TASK:
Show every line of the data that includes the word "artist".

Web page and app entries:
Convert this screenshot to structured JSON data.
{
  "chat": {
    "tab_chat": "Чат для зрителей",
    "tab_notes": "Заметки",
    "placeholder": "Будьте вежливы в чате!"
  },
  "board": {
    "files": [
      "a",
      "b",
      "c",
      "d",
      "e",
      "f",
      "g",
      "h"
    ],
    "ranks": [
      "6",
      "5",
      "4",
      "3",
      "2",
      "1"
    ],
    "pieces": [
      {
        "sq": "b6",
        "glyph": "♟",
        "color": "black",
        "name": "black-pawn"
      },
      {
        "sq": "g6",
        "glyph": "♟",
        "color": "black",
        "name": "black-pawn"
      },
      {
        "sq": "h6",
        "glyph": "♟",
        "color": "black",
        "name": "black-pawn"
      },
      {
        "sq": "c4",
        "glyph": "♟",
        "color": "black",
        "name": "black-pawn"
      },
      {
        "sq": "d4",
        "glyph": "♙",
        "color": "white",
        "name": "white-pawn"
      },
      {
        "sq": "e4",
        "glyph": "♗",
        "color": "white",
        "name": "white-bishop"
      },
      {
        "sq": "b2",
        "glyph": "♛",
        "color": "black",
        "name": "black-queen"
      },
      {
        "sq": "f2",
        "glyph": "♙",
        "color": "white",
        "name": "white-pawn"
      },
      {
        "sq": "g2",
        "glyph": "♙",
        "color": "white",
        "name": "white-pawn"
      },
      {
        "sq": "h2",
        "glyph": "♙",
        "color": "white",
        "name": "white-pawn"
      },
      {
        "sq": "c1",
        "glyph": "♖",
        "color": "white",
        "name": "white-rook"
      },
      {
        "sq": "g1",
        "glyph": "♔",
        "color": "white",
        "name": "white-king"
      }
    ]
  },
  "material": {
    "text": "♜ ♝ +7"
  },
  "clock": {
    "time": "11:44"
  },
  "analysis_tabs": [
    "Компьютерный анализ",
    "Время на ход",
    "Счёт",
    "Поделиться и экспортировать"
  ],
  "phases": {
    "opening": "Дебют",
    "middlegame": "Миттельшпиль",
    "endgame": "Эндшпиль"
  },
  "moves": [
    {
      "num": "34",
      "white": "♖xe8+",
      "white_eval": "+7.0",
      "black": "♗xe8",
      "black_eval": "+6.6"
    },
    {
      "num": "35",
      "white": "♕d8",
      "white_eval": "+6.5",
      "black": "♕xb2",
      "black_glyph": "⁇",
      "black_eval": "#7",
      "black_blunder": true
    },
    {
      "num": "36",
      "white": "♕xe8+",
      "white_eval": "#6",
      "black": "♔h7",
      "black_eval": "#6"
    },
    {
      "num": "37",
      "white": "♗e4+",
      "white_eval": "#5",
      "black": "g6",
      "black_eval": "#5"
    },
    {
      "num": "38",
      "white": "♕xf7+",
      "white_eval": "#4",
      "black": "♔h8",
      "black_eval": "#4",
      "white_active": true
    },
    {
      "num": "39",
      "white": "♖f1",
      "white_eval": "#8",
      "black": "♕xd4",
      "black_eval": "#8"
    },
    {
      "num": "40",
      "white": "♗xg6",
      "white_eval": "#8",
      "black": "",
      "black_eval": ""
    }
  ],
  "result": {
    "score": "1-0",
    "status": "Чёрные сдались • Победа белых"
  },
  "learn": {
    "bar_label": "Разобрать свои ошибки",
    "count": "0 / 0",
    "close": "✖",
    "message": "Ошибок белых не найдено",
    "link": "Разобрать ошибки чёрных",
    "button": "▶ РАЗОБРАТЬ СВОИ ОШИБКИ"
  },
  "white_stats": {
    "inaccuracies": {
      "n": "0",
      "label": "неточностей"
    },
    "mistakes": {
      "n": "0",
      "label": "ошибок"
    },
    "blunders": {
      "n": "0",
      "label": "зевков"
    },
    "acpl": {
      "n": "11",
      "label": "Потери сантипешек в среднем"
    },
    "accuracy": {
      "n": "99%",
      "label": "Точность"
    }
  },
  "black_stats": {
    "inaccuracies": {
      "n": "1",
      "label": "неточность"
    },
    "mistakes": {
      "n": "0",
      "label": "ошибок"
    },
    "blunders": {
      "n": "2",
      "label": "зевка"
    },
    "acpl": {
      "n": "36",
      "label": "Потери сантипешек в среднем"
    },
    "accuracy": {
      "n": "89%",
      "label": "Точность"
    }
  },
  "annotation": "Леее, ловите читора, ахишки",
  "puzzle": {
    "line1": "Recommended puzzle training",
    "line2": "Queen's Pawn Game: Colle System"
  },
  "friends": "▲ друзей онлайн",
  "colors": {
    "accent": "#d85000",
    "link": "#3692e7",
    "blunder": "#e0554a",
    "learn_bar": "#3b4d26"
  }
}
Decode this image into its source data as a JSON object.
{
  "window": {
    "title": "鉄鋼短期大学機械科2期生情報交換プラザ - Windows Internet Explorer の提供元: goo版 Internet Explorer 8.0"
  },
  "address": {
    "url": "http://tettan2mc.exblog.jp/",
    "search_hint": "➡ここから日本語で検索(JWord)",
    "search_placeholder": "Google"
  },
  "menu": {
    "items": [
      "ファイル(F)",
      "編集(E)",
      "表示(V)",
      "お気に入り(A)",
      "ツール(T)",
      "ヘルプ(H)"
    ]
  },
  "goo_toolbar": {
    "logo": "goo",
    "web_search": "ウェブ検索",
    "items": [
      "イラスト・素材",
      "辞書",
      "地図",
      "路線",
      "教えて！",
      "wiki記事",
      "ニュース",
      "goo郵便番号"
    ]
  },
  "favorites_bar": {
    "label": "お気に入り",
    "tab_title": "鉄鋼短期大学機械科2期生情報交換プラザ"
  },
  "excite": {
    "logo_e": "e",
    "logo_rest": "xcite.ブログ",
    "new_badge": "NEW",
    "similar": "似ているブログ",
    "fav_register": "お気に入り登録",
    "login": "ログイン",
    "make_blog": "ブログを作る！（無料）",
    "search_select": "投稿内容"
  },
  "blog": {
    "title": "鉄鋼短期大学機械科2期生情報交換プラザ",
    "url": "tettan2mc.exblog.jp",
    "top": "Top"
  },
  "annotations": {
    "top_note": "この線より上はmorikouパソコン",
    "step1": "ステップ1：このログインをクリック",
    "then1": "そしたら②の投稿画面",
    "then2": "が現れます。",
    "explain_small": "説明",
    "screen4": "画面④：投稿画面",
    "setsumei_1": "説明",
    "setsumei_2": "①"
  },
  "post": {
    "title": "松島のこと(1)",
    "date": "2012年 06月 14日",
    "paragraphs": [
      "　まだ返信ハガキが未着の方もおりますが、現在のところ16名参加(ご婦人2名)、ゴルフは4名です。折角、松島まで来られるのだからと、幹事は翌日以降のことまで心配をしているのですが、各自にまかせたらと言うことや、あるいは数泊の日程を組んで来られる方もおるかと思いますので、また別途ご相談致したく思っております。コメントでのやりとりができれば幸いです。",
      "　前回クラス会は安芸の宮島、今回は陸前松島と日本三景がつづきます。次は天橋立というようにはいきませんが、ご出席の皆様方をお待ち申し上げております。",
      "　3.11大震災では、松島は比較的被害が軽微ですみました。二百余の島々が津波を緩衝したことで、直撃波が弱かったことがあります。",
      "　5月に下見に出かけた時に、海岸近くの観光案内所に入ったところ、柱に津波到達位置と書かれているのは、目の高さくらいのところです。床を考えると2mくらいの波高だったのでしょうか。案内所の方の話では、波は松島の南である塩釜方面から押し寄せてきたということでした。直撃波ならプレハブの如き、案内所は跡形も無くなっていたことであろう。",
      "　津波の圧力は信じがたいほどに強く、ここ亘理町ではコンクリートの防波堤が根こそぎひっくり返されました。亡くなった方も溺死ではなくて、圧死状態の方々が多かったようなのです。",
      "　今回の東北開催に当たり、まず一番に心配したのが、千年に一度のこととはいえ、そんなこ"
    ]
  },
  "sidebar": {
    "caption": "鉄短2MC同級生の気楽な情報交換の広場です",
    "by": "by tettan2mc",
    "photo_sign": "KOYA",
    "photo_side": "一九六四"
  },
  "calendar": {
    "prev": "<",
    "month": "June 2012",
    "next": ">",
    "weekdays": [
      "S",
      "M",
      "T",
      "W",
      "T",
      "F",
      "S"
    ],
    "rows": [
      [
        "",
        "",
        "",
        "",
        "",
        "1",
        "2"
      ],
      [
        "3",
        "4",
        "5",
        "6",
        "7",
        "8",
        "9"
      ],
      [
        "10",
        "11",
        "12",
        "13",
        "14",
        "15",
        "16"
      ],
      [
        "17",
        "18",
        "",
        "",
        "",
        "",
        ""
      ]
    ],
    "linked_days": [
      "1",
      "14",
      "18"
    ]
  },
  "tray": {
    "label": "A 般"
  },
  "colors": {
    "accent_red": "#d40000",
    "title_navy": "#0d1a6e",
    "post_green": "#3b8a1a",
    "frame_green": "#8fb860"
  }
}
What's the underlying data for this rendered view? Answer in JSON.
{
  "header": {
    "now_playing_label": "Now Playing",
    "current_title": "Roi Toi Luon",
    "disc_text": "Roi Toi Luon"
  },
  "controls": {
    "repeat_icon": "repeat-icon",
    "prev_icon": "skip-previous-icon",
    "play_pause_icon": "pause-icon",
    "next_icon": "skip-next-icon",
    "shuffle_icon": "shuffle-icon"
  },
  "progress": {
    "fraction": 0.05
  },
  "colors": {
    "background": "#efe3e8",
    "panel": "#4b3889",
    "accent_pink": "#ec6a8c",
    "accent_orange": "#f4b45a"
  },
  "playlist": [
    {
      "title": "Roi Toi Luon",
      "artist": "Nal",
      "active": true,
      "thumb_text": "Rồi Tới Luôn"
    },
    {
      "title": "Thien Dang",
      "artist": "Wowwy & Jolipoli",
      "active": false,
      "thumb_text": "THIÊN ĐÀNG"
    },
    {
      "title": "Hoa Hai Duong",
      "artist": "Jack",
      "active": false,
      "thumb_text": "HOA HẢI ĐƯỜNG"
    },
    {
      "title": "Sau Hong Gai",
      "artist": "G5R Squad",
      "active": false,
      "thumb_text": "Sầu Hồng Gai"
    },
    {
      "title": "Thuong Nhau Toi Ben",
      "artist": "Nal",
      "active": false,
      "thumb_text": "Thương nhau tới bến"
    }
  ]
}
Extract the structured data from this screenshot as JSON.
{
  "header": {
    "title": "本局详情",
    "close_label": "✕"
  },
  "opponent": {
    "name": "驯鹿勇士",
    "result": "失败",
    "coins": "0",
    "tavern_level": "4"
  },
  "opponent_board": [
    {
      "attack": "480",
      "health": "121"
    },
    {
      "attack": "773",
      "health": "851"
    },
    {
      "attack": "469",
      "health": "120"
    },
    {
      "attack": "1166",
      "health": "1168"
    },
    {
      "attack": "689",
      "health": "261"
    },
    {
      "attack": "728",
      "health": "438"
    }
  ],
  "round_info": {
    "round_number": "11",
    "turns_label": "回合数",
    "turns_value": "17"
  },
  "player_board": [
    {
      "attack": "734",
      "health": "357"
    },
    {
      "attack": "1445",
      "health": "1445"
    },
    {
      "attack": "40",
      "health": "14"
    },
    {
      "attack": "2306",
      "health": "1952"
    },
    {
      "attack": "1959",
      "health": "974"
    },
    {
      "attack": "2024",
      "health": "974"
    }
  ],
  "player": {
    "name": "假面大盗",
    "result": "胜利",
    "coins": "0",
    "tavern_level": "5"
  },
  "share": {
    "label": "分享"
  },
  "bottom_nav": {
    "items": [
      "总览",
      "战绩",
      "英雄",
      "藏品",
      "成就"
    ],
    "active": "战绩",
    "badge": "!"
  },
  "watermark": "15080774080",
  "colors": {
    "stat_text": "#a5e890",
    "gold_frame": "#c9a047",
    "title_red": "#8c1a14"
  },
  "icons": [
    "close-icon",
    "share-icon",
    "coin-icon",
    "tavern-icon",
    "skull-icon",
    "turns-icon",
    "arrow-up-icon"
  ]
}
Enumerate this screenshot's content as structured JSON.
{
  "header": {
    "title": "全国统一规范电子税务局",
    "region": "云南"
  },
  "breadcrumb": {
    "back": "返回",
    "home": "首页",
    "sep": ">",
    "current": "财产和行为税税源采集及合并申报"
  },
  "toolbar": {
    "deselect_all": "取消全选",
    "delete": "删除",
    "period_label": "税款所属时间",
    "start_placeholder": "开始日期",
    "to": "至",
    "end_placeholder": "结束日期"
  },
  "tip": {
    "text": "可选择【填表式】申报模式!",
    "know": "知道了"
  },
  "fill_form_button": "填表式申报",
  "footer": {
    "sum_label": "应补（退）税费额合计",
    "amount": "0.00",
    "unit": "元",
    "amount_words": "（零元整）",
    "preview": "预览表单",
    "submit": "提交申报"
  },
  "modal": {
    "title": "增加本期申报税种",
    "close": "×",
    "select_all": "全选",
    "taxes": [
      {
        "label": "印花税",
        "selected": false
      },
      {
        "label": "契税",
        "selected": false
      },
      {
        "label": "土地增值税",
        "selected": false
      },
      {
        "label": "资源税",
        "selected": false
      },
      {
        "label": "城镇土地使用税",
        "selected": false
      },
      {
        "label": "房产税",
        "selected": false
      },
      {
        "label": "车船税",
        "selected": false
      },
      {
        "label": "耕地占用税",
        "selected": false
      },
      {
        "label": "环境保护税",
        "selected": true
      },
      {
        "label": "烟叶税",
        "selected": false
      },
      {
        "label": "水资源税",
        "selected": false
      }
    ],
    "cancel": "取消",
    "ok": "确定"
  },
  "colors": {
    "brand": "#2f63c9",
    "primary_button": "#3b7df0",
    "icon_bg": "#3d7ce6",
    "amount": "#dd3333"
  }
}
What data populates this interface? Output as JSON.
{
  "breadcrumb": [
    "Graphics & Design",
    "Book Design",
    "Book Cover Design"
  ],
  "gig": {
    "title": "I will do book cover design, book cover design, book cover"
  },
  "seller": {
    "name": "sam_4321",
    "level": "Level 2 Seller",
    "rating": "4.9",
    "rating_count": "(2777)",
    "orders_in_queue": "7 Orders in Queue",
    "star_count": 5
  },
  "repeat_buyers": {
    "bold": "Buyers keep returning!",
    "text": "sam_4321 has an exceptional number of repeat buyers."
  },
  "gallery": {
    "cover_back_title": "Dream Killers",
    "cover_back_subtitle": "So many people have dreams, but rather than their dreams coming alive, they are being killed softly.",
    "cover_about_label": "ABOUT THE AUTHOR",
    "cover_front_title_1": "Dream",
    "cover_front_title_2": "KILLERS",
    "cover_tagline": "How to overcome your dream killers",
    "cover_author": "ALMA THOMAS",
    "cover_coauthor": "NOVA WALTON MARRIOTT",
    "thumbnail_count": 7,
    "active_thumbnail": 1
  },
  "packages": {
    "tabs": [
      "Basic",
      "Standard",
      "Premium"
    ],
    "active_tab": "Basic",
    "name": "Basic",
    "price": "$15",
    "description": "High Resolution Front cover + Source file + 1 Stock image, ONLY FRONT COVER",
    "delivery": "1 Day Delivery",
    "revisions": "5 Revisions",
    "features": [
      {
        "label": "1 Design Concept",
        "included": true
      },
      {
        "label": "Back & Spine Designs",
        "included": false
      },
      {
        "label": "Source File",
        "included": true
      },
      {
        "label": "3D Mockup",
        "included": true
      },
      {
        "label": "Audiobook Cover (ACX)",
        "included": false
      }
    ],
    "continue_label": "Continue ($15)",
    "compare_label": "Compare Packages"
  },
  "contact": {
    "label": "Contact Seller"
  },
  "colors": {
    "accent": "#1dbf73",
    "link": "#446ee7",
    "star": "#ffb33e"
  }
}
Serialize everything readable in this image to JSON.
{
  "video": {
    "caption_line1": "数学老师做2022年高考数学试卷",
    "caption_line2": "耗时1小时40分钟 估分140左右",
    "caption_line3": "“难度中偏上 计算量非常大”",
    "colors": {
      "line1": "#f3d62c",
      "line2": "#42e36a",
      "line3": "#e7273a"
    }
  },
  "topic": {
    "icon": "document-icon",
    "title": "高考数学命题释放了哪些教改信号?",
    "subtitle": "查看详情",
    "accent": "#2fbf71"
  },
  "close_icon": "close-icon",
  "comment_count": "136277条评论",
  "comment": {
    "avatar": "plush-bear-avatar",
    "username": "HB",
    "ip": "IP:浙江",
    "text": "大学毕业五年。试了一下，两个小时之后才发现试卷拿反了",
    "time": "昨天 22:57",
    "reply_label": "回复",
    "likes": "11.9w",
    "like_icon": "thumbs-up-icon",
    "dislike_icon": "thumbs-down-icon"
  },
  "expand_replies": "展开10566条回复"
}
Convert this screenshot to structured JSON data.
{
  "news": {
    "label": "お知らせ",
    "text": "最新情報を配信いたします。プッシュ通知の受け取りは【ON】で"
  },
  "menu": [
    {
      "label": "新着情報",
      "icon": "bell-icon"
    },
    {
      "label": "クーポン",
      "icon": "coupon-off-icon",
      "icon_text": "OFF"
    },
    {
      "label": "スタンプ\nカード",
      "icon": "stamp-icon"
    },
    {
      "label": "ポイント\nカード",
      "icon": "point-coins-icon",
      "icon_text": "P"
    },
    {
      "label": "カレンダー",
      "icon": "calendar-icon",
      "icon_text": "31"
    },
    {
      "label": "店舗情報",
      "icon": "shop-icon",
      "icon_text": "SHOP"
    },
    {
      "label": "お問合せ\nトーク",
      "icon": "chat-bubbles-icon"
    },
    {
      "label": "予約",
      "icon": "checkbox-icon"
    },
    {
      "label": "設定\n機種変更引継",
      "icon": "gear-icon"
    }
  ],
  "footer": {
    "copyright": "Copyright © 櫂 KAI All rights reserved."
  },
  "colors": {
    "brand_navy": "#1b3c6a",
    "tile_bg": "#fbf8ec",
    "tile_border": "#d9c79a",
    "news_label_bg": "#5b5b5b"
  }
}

RESPONSE TO THE EXERCISE:
      "artist": "Nal",
      "artist": "Wowwy & Jolipoli",
      "artist": "Jack",
      "artist": "G5R Squad",
      "artist": "Nal",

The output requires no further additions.